OIG: 32 years of MSHA's POV failures

THE US Mine Safety and Health Administration is facing more overhauls after the Labor Department’s Office of Inspector General released a report last week on its failures on patterns of violations.
OIG: 32 years of MSHA's POV failures OIG: 32 years of MSHA's POV failures OIG: 32 years of MSHA's POV failures OIG: 32 years of MSHA's POV failures OIG: 32 years of MSHA's POV failures

MSHA assistant secretary of labor for mine safety and health Joseph Main. Courtesy MSHA.

Donna Schmidt

OIG titled its 79-page report: “In 32 Years MSHA Has Never Successfully Exercised its Pattern of Violation Authority”

OIG said its performance audit of the agency looked for how MSHA had developed its rules and procedures and used its authority, and whether federal officials reviewed and monitored operators’ POV corrective action plans on a timely, consistent basis.

Additionally, the oversight office said it was seeking to determine whether MSHA’s POV computer application contained errors in addition to the ones the federal agency had reported after the Upper Big Branch explosion in April.

“MSHA has not successfully exercised its POV authority in 32 years [and] administration of this authority has been hampered by a lack of leadership and priority in the department across various administrations” the OIG concluded in its report.

“MSHA took 13 years to finalize POV regulations. Those regulations created limitations on MSHA’s authority that were not present in the enabling legislation and made it difficult for MSHA to place mines on POV status.”

For the following 17 years, the agency said, MSHA districts continued to perform POV analyses based on individual interpretations of requirements, but no operators were ever put on POV status.

“In 2007, MSHA attempted to implement a standardized method based on quantitative data for identifying potential POV mines; however, (a) the process was unreliable and (b) the criteria were complex and lacked a supportable rationale,” OIG officials pointed out.

The oversight office also found there was no monitoring of operations’ implementation of POV corrective action plans, and logic errors resulted in unreliable POV system results.

While no deficiencies were found in MSHA’s data reliability used for POV screenings, OIG did determine that MSHA delayed rock dust sample testing that could lead to delays in identifying safety hazards.

“We made 10 recommendations to the assistant secretary for mine safety and health [Joseph Main],” the OIG said.

“In summary, we recommended that MSHA re-evaluate current POV regulations; seek stakeholders input in developing new, transparent POV criteria; use system development life cycle techniques in creating any new POV-related computer applications; and re-evaluate the standard for timely completion of laboratory tests.
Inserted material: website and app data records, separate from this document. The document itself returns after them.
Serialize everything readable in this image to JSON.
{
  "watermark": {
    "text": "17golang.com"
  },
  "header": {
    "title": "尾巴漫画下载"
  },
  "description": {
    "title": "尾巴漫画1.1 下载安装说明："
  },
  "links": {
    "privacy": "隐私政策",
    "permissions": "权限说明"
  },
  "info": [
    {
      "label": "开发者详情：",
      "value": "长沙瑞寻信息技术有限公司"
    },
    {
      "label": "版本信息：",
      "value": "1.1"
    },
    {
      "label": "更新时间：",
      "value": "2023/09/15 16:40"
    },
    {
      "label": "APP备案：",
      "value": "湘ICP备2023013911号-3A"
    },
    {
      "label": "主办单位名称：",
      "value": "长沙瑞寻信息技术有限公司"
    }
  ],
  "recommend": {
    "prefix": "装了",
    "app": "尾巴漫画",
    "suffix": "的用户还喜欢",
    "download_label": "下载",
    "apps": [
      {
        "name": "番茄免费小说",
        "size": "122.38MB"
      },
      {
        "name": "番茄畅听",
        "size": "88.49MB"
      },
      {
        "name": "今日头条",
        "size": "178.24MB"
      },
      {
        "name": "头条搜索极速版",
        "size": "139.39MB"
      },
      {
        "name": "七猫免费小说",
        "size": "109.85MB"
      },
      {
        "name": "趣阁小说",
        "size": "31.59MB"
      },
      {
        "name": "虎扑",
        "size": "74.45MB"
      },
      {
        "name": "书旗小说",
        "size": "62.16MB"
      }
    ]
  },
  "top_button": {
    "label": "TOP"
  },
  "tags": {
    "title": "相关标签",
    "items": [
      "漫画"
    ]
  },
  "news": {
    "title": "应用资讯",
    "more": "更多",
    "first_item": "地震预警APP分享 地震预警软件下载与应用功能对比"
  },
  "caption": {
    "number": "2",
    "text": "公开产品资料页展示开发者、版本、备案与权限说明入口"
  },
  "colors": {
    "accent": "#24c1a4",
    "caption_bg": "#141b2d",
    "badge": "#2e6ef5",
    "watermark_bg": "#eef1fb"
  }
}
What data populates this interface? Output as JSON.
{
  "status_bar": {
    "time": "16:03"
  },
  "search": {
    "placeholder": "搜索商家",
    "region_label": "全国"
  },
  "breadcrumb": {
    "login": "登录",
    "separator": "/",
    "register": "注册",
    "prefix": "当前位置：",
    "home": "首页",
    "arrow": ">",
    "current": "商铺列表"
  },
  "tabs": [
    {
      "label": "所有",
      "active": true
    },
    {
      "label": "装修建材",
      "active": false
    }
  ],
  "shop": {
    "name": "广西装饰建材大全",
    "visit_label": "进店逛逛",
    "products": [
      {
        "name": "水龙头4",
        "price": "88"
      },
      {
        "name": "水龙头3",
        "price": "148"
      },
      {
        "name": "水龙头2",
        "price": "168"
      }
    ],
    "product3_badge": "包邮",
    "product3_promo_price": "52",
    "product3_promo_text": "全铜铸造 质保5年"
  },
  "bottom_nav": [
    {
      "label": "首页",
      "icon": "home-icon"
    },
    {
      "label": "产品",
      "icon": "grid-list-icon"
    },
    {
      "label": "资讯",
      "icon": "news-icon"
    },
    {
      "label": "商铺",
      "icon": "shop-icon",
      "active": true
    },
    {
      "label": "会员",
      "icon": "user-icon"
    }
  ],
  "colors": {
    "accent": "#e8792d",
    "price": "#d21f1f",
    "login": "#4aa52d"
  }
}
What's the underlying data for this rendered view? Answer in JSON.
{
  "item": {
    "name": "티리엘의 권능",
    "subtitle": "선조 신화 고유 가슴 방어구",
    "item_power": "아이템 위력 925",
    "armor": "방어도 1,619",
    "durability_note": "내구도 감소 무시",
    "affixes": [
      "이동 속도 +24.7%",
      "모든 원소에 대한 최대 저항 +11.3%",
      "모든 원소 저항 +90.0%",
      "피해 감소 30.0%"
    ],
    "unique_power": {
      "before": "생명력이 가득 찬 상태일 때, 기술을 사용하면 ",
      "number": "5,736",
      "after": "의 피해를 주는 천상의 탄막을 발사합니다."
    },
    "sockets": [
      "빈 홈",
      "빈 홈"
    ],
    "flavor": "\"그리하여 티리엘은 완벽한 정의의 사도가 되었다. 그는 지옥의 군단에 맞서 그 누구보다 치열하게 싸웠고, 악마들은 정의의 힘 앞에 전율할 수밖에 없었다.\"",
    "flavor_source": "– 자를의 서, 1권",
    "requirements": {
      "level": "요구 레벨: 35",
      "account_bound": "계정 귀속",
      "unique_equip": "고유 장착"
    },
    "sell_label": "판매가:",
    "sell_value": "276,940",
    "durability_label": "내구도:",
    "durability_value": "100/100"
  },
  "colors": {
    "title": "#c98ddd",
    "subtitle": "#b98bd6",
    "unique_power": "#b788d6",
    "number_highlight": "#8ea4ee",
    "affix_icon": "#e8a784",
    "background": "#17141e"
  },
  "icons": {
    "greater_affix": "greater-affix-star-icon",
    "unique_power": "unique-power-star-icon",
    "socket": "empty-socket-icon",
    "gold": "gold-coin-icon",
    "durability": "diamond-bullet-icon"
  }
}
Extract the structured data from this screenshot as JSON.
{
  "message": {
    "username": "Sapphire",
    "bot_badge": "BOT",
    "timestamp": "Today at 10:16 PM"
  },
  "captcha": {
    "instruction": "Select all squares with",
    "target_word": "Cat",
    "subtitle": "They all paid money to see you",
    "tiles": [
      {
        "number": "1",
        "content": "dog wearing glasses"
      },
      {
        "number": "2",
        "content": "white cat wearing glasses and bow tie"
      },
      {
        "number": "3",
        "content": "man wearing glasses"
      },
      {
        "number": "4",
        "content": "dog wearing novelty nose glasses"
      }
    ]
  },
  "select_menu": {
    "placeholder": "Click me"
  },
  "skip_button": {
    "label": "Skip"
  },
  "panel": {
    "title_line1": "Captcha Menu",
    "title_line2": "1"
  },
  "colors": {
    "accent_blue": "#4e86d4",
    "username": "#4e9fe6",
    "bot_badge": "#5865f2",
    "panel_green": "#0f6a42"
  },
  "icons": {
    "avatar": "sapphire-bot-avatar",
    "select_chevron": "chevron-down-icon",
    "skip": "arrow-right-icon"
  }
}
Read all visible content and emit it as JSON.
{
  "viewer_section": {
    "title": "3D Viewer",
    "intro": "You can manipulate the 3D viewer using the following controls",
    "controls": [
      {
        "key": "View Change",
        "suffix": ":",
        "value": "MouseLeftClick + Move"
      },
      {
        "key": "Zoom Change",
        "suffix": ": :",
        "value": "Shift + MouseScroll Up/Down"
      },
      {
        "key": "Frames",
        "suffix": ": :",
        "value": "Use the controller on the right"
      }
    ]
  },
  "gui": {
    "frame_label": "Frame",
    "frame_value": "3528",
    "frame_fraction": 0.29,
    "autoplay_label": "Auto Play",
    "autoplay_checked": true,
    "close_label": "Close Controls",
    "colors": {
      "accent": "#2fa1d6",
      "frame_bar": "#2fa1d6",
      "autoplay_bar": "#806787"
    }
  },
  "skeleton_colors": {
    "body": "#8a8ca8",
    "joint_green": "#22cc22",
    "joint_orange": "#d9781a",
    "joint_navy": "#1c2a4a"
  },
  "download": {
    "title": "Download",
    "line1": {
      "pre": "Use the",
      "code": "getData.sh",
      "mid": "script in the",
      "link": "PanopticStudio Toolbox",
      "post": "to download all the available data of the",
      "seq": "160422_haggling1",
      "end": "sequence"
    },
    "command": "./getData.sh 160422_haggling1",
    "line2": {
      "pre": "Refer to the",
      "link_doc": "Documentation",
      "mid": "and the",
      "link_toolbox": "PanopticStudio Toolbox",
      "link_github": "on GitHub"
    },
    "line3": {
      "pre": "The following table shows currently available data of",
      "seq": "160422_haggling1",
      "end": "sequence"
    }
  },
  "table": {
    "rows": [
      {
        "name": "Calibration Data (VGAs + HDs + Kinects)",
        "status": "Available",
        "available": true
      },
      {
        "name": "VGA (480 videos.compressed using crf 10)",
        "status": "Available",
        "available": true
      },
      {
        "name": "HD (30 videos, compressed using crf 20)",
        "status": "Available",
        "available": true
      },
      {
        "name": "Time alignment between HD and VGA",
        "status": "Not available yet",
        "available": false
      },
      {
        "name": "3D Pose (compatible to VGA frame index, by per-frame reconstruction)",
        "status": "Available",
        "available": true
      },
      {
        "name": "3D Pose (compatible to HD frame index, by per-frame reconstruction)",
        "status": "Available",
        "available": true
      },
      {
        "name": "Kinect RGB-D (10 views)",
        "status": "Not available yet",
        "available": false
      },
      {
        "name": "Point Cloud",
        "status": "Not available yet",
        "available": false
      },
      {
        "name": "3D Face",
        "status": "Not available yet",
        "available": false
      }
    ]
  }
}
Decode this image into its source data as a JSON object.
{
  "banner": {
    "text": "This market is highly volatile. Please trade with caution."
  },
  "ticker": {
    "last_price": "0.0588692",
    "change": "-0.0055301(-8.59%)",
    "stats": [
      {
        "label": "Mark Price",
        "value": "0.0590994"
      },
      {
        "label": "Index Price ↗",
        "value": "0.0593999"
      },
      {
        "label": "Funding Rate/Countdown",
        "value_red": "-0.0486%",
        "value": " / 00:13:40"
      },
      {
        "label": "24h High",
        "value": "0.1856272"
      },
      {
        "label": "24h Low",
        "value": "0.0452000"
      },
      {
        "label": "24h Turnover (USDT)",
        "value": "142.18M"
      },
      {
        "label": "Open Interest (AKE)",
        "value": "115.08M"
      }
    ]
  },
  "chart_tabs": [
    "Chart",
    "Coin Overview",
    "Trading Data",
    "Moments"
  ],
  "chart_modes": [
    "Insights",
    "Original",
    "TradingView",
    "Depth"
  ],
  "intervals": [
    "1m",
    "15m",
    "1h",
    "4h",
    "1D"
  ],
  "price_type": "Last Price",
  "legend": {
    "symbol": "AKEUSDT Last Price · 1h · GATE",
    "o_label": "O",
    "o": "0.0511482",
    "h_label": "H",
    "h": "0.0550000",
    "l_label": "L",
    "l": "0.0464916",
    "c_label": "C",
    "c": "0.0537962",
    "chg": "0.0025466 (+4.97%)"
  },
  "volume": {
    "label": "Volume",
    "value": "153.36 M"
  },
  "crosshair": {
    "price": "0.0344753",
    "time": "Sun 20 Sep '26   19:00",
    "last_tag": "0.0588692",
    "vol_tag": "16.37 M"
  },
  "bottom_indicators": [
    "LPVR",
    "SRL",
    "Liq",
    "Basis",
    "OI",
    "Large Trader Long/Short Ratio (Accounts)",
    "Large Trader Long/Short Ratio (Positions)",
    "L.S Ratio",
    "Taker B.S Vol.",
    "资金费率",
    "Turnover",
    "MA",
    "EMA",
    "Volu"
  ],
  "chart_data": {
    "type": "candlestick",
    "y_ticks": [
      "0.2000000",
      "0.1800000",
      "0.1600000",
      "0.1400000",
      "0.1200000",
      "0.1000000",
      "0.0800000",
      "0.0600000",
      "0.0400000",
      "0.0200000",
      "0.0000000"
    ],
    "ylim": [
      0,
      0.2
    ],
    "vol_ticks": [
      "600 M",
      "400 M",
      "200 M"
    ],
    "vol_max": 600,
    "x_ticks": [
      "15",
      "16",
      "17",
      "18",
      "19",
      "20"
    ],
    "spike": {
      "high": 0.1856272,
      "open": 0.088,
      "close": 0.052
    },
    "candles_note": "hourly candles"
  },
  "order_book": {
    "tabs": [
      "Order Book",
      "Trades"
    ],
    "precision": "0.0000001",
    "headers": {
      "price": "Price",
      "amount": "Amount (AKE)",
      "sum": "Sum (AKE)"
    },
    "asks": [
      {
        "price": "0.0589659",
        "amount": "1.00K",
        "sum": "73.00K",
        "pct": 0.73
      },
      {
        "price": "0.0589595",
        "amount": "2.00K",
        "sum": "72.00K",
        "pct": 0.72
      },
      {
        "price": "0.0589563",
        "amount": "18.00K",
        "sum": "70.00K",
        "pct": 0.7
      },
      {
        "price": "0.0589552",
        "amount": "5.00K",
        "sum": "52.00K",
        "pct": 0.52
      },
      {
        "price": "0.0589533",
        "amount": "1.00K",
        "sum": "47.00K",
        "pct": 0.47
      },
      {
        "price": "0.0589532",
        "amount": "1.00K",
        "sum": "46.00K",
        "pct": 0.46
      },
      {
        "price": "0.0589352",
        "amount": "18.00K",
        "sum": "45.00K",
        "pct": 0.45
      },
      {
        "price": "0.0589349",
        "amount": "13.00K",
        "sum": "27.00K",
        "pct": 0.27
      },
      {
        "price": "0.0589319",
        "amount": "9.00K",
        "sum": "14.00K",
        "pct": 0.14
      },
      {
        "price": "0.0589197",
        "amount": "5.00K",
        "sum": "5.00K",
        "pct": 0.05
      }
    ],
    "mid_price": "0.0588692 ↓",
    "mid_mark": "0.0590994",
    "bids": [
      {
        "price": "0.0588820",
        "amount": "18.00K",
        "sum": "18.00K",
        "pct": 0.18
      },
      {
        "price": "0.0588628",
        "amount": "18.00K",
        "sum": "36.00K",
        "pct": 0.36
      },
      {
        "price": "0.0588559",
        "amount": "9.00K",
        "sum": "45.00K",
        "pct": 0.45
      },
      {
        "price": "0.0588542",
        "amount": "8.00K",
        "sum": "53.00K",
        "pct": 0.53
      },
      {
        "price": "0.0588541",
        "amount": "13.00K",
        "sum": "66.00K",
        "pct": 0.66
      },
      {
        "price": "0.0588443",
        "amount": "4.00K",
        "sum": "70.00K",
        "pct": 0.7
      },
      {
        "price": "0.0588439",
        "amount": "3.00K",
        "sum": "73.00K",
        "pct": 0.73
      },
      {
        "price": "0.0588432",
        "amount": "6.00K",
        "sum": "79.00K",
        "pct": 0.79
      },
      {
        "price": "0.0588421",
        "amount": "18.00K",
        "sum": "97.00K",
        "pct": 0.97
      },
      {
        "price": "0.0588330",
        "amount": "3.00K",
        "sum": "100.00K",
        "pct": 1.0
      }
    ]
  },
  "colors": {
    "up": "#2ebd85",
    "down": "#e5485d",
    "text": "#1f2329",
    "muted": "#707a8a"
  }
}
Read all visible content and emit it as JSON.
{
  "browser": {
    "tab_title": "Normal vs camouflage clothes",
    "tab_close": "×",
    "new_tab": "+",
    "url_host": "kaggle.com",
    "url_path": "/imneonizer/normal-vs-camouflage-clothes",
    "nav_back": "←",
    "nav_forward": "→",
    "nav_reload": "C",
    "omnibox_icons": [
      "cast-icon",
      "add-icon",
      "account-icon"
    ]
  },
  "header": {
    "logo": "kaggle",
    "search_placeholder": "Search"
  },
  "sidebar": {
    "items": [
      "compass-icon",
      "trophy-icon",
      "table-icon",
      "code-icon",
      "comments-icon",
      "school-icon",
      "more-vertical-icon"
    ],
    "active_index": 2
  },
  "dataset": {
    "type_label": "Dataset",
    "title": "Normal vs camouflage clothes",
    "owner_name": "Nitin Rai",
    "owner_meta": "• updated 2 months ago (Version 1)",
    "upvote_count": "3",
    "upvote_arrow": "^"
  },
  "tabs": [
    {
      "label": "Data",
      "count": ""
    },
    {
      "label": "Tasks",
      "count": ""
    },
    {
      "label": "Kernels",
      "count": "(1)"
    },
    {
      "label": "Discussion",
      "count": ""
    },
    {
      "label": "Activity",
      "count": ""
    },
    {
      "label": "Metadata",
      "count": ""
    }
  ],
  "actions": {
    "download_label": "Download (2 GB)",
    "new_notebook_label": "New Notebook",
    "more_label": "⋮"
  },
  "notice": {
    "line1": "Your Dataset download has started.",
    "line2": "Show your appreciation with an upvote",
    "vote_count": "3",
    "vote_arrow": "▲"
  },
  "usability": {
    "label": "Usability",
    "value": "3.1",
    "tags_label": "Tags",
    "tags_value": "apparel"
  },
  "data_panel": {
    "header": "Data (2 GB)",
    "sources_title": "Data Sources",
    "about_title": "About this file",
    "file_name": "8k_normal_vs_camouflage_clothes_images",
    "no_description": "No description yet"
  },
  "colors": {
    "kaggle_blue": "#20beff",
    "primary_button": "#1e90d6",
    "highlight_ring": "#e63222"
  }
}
The assistant secretary agreed with our recommendations and committed to developing and implementing corrective actions.”

On Friday afternoon, MSHA secretary Main responded to the report and announced the agency’s second major reform phase for the federal pattern of violations process.

“We agree with the final recommendations in the OIG report and welcome that input, which we believe will help us improve the process already underway at MSHA,” Main said.

“Our efforts are focused on ensuring that future potential POV and POV determinations are an effective part of MSHA’s enforcement strategy and advance Congress’s intent – that mine operators find and fix the root causes of violations before they become a hazard to miners.”

He reiterated that the work being conducted on the current POV process system is considered a “stopgap measure” which will be in place until other regulatory or legislative reforms replace it.

Under the new system adjustments, mines with potential POV notification will be able to submit a corrective action plan with concrete and meaningful measures for significant and substantial violations reductions.

Achievable benchmarks and milestones for putting the program in place and oversight to ensure the program is being followed will also be required.

Measures for rectifying a mine’s specific compliance problems are also required under MSHA’s new processes.

“The new procedures include more meaningful corrective action programs and measures to help ensure long-term compliance on the part of mine operators,” Main said, noting that those mines placed on a potential POV list will now abide by much stricter goals to avoid POV sanctions.

“Mines that implement appropriate corrective action programs will need to achieve a 50% reduction in the rate of S&S [significant and substantial] violations, or a rate within the top 50% for all mines of similar type and classification,” he said.

“Mines that do not choose to implement corrective action programs will need to achieve a 70% or more reduction in their S&S issuance rates or a rate within the top 35% for all mines of similar type and classification.”

Should a mine fail to meet the mandates of the potential POV procedure and be placed on a POV, each issued S&S violation will be an automatic closure order.

To avoid the move, mines must have a complete federal inspection with no S&S violations found.

“Any decision not to place a mine on POV status will be documented, and the mine will be closely monitored for backsliding,” Main noted.

“Mines that do meet reductions will also be monitored and subject to future potential POV screenings.”

MSHA said a POV panel with individuals from three separate MSHA divisions will review questions on mitigating factors for mines selected as a potential POV.

The goal of the group is to ensure consistency of both quantitative and qualitative criteria application.